§ **Task requirements**
Filter the listing below, keeping only the lines with the word "name".

╭─ Source data

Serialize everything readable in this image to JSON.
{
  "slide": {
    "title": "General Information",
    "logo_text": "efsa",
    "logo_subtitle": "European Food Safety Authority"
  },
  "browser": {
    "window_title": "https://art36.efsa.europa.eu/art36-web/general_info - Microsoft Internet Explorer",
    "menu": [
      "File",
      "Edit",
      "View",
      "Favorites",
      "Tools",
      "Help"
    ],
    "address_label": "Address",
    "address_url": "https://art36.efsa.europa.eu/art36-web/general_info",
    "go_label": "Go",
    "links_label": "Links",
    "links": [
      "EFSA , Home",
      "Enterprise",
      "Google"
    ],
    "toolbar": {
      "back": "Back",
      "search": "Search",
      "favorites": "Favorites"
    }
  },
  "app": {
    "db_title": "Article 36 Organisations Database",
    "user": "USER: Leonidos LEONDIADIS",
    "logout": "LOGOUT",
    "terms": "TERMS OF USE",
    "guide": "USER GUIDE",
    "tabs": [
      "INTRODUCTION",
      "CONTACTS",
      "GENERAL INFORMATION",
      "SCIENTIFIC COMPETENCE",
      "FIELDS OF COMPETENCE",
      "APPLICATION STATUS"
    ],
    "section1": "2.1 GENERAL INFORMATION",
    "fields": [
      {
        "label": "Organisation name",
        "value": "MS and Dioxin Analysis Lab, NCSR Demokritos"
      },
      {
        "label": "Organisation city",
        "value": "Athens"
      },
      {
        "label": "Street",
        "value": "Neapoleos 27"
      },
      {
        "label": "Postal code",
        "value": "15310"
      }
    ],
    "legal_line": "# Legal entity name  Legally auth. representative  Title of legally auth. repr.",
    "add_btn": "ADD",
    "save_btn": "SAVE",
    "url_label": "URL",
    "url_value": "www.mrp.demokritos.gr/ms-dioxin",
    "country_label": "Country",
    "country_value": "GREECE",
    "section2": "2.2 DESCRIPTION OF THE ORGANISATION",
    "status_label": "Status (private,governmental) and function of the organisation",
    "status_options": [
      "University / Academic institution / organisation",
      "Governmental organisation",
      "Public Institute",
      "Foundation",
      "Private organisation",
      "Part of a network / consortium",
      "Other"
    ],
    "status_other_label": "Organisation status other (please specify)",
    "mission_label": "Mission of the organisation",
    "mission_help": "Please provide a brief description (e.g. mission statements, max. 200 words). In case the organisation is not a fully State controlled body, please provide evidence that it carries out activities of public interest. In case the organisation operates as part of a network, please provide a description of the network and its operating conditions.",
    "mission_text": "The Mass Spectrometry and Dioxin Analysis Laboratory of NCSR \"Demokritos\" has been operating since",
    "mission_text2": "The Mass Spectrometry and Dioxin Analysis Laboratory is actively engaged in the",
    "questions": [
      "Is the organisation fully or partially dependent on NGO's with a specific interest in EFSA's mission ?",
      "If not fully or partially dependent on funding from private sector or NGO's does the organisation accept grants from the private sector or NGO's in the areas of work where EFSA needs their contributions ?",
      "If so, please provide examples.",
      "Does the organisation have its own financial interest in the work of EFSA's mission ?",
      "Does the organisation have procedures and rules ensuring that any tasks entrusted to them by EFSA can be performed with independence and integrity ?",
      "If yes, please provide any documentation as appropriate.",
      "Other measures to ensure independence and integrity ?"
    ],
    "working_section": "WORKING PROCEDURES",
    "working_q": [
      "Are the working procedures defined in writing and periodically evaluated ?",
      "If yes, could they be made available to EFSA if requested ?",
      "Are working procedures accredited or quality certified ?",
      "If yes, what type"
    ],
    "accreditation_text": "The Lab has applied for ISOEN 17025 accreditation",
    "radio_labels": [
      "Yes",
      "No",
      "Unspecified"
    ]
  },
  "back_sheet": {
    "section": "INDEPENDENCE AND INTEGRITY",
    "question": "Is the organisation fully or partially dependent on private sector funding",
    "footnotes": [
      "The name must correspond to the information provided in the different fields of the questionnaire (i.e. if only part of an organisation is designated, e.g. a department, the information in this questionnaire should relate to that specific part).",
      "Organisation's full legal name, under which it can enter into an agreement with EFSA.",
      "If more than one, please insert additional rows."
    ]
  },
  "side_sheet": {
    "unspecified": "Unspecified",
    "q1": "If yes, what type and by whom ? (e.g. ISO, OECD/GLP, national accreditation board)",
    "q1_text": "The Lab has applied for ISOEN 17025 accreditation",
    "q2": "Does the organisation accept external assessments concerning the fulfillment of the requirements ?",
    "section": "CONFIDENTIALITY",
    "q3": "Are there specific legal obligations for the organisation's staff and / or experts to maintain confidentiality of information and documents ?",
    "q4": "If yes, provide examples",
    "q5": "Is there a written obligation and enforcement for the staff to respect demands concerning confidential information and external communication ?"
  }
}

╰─

§ **Response to the task**
        "label": "Organisation name",
    "legal_line": "# Legal entity name  Legally auth. representative  Title of legally auth. repr.",
      "The name must correspond to the information provided in the different fields of the questionnaire (i.e. if only part of an organisation is designated, e.g. a department, the information in this questionnaire should relate to that specific part).",
      "Organisation's full legal name, under which it can enter into an agreement with EFSA.",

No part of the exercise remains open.